Segment Start: Provided material
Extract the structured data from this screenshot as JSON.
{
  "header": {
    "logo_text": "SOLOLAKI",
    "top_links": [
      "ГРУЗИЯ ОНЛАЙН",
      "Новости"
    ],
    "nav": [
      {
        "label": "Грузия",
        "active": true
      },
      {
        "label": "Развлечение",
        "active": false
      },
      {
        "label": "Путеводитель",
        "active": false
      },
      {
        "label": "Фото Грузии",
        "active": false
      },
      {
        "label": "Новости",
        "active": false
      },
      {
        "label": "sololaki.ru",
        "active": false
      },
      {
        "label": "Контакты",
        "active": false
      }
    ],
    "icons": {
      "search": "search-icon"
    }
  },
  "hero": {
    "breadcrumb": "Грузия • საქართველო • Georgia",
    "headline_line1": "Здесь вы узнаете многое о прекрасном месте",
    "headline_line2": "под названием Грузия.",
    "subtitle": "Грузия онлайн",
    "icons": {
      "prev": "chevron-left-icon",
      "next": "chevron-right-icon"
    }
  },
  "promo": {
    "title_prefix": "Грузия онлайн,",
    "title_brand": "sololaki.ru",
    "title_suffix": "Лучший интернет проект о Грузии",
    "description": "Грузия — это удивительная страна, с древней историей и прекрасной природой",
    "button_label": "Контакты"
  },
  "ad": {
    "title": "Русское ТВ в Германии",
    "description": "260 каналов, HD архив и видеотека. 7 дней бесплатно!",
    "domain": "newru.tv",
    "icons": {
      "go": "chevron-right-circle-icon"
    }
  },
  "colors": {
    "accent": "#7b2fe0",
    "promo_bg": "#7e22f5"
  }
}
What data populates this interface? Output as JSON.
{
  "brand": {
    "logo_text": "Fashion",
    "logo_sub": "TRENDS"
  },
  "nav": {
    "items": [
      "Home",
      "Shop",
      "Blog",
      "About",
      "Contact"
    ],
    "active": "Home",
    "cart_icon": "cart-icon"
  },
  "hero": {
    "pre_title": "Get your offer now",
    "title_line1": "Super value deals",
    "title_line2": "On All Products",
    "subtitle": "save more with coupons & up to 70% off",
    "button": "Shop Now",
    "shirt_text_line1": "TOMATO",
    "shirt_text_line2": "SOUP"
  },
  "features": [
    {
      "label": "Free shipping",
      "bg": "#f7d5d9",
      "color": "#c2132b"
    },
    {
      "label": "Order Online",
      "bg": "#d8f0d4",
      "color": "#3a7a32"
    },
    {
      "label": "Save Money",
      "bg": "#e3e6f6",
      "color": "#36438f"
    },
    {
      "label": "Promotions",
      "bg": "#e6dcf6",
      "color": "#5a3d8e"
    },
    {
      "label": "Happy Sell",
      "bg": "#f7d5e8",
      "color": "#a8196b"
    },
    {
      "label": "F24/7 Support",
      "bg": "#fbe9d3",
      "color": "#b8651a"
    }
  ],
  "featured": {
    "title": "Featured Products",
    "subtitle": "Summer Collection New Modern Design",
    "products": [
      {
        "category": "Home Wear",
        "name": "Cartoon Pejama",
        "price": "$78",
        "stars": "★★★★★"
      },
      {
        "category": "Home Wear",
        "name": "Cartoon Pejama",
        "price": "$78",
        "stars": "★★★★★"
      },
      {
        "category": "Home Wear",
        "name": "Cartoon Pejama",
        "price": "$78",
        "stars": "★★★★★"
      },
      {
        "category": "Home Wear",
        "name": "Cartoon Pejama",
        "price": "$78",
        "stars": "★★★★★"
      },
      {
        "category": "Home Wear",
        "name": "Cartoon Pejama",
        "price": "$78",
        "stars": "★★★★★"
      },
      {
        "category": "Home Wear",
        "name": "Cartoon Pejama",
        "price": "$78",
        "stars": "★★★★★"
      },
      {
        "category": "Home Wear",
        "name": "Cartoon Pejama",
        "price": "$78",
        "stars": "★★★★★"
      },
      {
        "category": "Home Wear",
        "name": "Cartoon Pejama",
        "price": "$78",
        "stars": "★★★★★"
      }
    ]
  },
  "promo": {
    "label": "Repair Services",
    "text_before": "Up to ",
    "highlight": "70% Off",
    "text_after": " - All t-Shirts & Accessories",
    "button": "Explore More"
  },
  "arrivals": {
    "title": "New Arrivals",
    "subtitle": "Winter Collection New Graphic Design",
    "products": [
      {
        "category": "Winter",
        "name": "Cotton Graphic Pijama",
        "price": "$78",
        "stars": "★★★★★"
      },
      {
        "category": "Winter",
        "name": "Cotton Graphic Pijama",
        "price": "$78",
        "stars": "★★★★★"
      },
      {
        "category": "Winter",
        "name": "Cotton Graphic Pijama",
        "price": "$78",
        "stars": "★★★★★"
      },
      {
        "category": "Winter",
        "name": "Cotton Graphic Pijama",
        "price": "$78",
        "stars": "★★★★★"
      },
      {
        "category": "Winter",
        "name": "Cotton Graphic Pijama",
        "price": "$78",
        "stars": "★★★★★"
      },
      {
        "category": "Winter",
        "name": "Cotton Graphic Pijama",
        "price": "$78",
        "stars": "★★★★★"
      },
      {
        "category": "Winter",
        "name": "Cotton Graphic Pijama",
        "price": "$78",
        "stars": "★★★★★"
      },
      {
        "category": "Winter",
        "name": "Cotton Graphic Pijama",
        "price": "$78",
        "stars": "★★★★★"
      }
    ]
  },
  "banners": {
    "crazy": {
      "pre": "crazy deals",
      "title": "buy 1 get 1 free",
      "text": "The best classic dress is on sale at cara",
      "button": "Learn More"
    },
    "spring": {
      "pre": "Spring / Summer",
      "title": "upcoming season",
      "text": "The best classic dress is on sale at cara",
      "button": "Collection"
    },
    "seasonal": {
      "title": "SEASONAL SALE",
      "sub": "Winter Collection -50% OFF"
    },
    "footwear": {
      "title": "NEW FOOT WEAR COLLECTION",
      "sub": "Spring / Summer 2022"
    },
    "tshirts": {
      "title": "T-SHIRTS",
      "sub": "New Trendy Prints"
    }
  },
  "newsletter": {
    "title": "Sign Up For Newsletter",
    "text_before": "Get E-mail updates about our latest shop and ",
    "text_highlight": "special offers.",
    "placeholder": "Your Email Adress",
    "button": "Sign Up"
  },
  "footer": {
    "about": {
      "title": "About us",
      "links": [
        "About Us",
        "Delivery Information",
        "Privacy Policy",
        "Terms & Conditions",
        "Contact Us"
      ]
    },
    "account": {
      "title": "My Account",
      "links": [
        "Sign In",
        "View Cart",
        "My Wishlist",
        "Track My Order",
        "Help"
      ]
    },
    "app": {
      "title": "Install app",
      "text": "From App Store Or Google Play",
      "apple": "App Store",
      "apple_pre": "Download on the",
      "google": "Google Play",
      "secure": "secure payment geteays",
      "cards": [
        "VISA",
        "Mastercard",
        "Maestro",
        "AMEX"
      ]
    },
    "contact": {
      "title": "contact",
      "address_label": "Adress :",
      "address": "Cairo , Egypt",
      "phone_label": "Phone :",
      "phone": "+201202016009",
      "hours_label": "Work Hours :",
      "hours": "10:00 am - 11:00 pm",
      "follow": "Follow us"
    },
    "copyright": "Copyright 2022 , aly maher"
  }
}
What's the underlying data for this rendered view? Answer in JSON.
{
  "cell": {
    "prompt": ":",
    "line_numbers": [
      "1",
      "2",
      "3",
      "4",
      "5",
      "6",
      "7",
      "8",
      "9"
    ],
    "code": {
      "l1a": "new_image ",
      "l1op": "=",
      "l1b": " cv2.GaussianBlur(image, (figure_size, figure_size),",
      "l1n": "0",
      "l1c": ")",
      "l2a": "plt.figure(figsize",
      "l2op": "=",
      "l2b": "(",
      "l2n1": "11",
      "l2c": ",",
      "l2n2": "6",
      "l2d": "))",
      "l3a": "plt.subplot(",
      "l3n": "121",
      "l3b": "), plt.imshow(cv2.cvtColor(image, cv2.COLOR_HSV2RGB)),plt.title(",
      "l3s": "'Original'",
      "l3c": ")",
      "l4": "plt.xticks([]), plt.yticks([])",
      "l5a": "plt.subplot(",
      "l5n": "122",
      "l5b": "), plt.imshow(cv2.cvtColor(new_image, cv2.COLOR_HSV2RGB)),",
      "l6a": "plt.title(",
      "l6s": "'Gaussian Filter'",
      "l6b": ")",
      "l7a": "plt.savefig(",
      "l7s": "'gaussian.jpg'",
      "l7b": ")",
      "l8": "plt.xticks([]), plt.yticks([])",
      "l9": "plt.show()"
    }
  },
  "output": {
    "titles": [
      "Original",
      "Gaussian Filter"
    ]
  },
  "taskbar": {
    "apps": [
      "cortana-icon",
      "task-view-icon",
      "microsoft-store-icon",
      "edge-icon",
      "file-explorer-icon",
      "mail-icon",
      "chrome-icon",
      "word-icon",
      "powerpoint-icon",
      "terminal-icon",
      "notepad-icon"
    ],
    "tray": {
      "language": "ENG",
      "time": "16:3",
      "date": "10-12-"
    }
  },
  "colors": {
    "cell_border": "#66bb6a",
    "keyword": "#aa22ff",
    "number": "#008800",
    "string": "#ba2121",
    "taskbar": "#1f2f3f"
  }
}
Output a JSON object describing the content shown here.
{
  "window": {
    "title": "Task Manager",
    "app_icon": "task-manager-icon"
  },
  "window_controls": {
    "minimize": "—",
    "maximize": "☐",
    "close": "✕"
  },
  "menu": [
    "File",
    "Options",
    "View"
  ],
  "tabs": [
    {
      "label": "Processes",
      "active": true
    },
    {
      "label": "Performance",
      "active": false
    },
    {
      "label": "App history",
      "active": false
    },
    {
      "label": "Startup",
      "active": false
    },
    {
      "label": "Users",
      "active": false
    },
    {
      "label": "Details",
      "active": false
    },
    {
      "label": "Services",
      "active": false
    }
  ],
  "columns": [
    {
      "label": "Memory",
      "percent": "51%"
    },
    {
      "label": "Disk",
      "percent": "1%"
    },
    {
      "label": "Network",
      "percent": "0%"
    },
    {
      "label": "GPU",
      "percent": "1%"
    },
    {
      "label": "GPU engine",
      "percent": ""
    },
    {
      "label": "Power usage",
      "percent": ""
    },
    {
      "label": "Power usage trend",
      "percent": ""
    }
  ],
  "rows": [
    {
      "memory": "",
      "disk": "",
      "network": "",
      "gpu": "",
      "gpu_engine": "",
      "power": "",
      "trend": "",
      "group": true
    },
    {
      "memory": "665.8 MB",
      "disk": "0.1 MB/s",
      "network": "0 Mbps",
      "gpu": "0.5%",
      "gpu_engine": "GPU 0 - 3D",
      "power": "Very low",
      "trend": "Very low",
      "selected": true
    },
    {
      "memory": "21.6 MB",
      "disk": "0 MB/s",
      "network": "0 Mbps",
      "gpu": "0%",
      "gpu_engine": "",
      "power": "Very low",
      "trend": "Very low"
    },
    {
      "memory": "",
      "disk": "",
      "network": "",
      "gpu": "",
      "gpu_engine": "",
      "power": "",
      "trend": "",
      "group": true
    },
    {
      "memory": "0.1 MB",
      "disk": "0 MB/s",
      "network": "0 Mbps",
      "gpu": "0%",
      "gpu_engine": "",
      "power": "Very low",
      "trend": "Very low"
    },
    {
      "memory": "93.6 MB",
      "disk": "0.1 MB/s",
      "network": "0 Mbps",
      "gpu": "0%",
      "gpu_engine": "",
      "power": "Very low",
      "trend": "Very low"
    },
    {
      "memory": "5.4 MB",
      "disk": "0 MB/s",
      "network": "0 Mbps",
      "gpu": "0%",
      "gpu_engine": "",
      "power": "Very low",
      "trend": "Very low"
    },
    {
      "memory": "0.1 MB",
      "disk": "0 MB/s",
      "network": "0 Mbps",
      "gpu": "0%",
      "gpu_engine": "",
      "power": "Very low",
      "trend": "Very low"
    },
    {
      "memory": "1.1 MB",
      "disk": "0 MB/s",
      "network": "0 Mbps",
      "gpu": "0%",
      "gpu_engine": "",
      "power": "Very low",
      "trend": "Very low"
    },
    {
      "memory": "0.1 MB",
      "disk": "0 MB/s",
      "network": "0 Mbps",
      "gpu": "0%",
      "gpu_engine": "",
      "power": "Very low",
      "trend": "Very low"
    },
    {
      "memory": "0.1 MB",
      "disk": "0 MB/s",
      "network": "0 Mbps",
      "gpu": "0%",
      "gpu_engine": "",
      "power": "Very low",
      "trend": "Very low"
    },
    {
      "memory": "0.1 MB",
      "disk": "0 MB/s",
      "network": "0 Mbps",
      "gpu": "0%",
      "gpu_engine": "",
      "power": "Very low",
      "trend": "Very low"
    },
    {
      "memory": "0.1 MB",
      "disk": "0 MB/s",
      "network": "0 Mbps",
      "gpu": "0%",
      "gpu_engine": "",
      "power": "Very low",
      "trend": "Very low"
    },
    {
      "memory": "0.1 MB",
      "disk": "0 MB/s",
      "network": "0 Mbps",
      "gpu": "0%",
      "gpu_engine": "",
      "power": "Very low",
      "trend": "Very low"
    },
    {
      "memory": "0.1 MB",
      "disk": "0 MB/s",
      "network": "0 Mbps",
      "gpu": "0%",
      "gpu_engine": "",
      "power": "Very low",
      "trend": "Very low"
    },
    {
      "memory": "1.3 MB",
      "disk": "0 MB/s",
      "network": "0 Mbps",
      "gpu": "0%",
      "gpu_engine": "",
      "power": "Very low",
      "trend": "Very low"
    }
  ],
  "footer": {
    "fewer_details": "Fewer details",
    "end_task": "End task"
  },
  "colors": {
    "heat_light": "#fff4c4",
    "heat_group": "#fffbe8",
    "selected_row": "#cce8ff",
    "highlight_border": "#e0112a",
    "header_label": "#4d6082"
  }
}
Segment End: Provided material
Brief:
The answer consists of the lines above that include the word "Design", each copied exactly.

Reply:
    "subtitle": "Summer Collection New Modern Design",
    "subtitle": "Winter Collection New Graphic Design",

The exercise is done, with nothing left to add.